A short rundown of the situation:
The deceased named her niece and two nephews beneficiaries of her real property in Alamance County. At the time of her death, the nephews were about 16 and the niece about 14. The family decided to wait until the boys turned 18 so they would only have to pay legal fees to set up Guardianship for the girl. No problem so far, and good financial sense.
Here’s where the first issue presented itself: the family waited until the boys came of age and they did set up the Guardianship for the girl, but they did so in Person County where they live. After the property was listed and subsequently went under contract, the locale of the Guardianship was caught by the closing attorney and needed to redone and filed in Alamance County where the property sits. An “Order Allowing Sale of Minor’s Real Property” and additionally, what’s referred to as a “Report of Private Sale” had to be filed with the court…along with that came a 10 day upset bid period! Yes, the sale was tied up in the Alamance County Superior Court for 10 days, allowing anyone to place a cash payment of 5% of the current contracted sale price and bump the current buyer.
This cost my sellers over $3,000 in additional, unexpected legal fees, hours of time spent dealing with paperwork, extended the closing out by several weeks, compelling the buyer to ask for “Buyer Possession Before Closing” because their lease ran out on their current apartment, and plenty of stress for both parties caused by several possible outcomes or worse, more unknowns.
We arrive at our main lesson for how to handle real estate when it comes to your Will. First and foremost, find a reputable estate attorney and have them help you with your assets. Set up a Revocable (Living) Trust with successor trustees over the age of 18, in which to place your real property instead of naming individuals as beneficiaries in your Will. A Living Trust allows for the assets within to be exempt from will probate after the creator has passed away. And as the name implies, a Revocable Trust allows the creator, or the “Grantor”, to modify or dissolve the trust while still alive which is a great way to handle the possibility of passing on your property while still having full control during your lifetime.
The legal matters that arise with the sale of real property are why we as real estate agents are here, to assist you in finding proper legal counsel and help you handle the unknown. As stressful as these matters can be while they are happening, for us, it’s an invaluable experience that we can then pass on to the next person in need.

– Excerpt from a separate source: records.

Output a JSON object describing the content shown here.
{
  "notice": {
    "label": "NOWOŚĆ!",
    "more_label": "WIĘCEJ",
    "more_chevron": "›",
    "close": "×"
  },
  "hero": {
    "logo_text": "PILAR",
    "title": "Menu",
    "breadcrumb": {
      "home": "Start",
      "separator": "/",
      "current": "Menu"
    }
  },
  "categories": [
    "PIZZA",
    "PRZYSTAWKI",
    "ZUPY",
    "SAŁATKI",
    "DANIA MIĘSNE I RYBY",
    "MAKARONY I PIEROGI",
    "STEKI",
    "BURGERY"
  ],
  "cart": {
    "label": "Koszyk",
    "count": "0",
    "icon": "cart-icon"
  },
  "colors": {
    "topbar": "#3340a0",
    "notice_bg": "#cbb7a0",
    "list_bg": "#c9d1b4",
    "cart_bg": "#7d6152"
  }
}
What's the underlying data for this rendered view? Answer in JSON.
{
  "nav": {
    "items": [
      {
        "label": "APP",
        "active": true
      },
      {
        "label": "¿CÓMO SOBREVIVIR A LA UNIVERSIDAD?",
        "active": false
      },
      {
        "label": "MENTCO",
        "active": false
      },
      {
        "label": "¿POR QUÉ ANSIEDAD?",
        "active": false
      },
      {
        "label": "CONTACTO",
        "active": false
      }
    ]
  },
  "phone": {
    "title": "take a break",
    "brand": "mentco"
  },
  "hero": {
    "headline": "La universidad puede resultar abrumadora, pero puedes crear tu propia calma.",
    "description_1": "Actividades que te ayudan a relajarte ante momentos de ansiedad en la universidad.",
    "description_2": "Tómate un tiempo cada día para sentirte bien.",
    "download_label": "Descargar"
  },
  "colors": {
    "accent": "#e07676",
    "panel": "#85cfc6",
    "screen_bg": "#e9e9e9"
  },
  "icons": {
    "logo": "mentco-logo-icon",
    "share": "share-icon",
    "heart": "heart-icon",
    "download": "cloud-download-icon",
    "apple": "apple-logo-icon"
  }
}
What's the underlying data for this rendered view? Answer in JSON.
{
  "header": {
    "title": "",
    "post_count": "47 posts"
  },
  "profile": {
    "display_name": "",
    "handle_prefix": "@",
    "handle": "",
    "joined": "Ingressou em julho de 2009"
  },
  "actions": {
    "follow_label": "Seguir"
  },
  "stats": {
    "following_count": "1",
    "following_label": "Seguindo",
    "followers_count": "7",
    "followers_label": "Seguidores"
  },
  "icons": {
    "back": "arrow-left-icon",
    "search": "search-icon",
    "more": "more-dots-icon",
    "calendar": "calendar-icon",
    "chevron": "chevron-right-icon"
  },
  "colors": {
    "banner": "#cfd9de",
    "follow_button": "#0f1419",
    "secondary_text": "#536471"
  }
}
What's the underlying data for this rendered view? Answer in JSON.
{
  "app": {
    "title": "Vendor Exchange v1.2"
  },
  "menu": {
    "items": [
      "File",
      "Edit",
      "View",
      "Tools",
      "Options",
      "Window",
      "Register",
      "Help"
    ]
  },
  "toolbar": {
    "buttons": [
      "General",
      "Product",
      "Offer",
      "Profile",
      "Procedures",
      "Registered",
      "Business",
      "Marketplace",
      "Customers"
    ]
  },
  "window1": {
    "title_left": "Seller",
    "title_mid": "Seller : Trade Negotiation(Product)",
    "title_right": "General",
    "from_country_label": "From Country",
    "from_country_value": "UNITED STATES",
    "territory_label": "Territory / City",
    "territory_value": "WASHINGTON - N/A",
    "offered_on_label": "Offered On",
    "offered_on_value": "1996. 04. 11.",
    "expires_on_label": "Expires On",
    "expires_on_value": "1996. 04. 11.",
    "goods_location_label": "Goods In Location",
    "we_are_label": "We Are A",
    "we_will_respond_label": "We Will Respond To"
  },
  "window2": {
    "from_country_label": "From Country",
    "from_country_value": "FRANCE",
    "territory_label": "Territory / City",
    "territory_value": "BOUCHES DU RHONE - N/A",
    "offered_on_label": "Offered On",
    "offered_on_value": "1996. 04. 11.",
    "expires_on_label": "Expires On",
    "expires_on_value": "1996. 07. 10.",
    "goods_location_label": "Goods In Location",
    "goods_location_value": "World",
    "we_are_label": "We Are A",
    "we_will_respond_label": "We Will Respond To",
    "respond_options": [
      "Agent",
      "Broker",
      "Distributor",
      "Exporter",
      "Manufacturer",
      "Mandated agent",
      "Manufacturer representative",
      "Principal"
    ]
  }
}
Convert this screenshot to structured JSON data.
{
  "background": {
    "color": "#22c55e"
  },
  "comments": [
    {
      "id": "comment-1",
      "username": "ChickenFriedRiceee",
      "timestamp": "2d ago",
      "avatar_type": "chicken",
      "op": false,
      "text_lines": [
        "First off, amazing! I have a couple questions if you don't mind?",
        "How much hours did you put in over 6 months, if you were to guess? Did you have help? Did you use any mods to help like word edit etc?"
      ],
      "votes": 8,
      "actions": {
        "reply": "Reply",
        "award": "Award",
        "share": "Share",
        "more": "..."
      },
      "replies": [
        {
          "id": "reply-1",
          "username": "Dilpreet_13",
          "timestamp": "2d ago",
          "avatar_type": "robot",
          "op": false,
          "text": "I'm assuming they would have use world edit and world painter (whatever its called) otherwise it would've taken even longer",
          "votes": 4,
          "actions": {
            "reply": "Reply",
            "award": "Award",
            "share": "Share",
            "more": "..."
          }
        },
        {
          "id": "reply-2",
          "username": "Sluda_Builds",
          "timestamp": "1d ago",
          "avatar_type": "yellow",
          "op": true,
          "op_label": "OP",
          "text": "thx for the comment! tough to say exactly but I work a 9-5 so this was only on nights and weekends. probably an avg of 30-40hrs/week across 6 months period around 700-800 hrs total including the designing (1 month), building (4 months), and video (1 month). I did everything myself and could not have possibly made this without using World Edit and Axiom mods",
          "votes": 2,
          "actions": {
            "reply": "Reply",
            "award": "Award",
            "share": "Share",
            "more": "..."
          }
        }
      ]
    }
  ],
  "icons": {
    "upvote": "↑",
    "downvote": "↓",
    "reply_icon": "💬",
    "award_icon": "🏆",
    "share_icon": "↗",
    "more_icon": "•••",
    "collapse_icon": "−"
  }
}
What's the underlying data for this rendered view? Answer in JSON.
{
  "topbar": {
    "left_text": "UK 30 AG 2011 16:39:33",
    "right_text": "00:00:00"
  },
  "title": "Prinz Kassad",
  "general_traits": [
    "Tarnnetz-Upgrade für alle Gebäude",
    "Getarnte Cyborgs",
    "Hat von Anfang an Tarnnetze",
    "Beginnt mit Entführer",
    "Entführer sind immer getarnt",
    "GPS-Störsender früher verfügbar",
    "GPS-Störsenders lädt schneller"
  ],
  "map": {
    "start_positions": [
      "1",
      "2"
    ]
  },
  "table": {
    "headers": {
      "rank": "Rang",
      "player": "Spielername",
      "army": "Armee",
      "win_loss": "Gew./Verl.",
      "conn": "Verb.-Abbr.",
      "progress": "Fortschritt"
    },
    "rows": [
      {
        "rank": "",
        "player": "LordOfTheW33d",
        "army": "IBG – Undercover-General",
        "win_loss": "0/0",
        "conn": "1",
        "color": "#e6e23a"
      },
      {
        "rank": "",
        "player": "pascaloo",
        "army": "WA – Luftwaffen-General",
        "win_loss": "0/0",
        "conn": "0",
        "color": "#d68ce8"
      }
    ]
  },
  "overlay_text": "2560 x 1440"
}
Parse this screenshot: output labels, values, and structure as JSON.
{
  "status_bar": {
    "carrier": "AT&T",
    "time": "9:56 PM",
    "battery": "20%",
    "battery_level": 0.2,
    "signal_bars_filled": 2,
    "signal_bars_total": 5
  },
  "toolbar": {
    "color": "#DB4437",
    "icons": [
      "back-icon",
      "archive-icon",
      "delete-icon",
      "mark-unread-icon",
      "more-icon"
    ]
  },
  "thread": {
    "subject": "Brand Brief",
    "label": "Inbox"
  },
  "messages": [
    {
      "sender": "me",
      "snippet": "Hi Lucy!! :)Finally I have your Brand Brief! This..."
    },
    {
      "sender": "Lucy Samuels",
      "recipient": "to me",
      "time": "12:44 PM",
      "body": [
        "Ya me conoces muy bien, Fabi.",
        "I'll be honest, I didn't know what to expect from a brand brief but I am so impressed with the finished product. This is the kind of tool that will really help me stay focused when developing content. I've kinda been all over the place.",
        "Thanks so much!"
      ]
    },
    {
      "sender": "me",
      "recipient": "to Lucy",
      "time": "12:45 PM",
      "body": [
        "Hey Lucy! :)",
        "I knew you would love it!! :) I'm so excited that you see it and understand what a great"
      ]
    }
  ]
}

*Disclaimer: I am not an attorney. This information is presented only for general educational and information purposes and is not intended as legal advice. As with all legal matters, please consult with a licensed attorney before you make any decisions or take any action.